“If my kingdom were from this world, my followers would be fighting,” says Jesus to Pilate. If my leadership, my government, my reign, were from this world, my followers would be fighting.
Deacon Chris asked us last week to keep track of the number of times our favorite news sources encourage us to be afraid – a revealing exercise, I thought – and we could probably do the same with the number of times our favorite news sources highlight fights or arguments. Those headlines like “so and so blasts opponents.” After all, outrage generates page views and adrenaline sells products. So we are all experts these days, I think, in what it looks like when leadership is from this world, and its followers are fighting.

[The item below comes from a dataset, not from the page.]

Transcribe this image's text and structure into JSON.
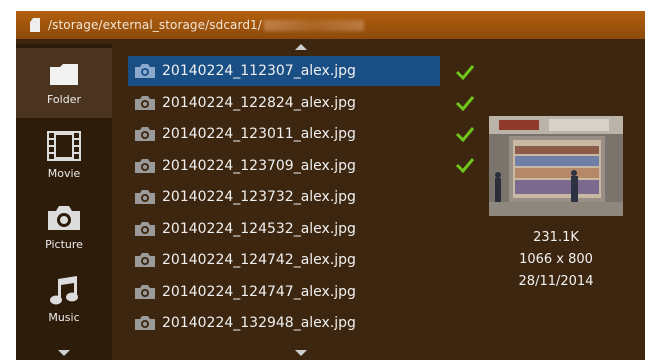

You could raise the question, in this situation, of how wise it is for the church to choose a term that is rooted in political power to describe Jesus. But when we call Jesus a King, as we do today, we don’t mean that he’s no better than our earthly leaders. We mean he embodies the real definition of leadership as God designed it. So what is that kind of leadership? If we’re going to use potentially ambiguous words like “King” or “Lord,” what does the church’s tradition intend by them? What is Jesus’ leadership, and how is it unlike the world’s version of leadership?
At Synod last month, we heard a report from the group of priests who brought St. Michael’s conference to our diocese. St. Michael’s is sometimes compared to a spiritual boot camp, and it’s a week long event where Episcopal teenagers are taken seriously. Apart from having fun together, they get the chance to really grapple with Christian truth, ask hard questions, and invest in rich worship in a liturgical setting. In fact it’s so substantial that our Bishop counts it as Confirmation preparation. The diocese of Springfield had its first ever St. Michael’s this past summer, and I was happy that two teenagers went from our parish, and I hope we will send many more of our acolytes and other teens this coming summer. June 12-16, mark your calendars. But what I want to mention from that Synod presentation on the St. Michael’s Conference is just one small thing that one of the clergy did. It immediately came to mind when I read today’s Gospel lesson. The narrative shows us Jesus teaching in the Temple in Jerusalem – so, in a place that you would think would be very rewarding to visit for any Jew of his day.
Mark chapter 10 has been our companion all through October, and as I’ve remarked several times, it collects some of the most challenging examples of Jesus’ call to discipleship. I mean, think of the stories we’ve heard just the past 2 weeks. Jesus has been pointing to his own total self-giving, inviting people to trust in him rather than in their own presuppositions about how life works – and so far he has been met with incomprehension or flat refusal.
2 weeks ago, the so-called rich young ruler, a man who had all sorts of spiritual assets and social assets and financial assets, was heartbroken to learn that it was impossible for him to follow Jesus while continuing to rely on those. People try to treat Jesus like that a lot – as if he were not worth trusting yourself to, but something to be tacked on top of the resources you really trust in. When Jesus told him it doesn’t work that way, he walked out on Jesus’ call.
Then last week, we saw the disciples make a similar mistake: we saw them approach Jesus based on the idea that Jesus’ total self-giving was not the heart of the story, but a prelude to getting the kind of assets the rich young ruler trusted in: power, money, authority, “glory.” They thought that Jesus was going to come into his own not as a self-giving, self-emptying God, but as the kind of God the world imagines, and they wanted to make sure to get their share of all the things that kind of God would want you to trust in.
So Jesus said to them “What do you want me to do for you?” And once more, now to his own disciples, he has to explain (as he still does to us, over and over) that it doesn’t work that way. Self-giving and servanthood is at the heart of how God does things. Trusting God is not an add-on to trusting the world. It’s a permanent lifestyle. God doesn’t do things through collecting glory, but by giving it away. He doesn’t do things by keeping blessing, but by being a blessing to others. That’s the call. That’s God’s style.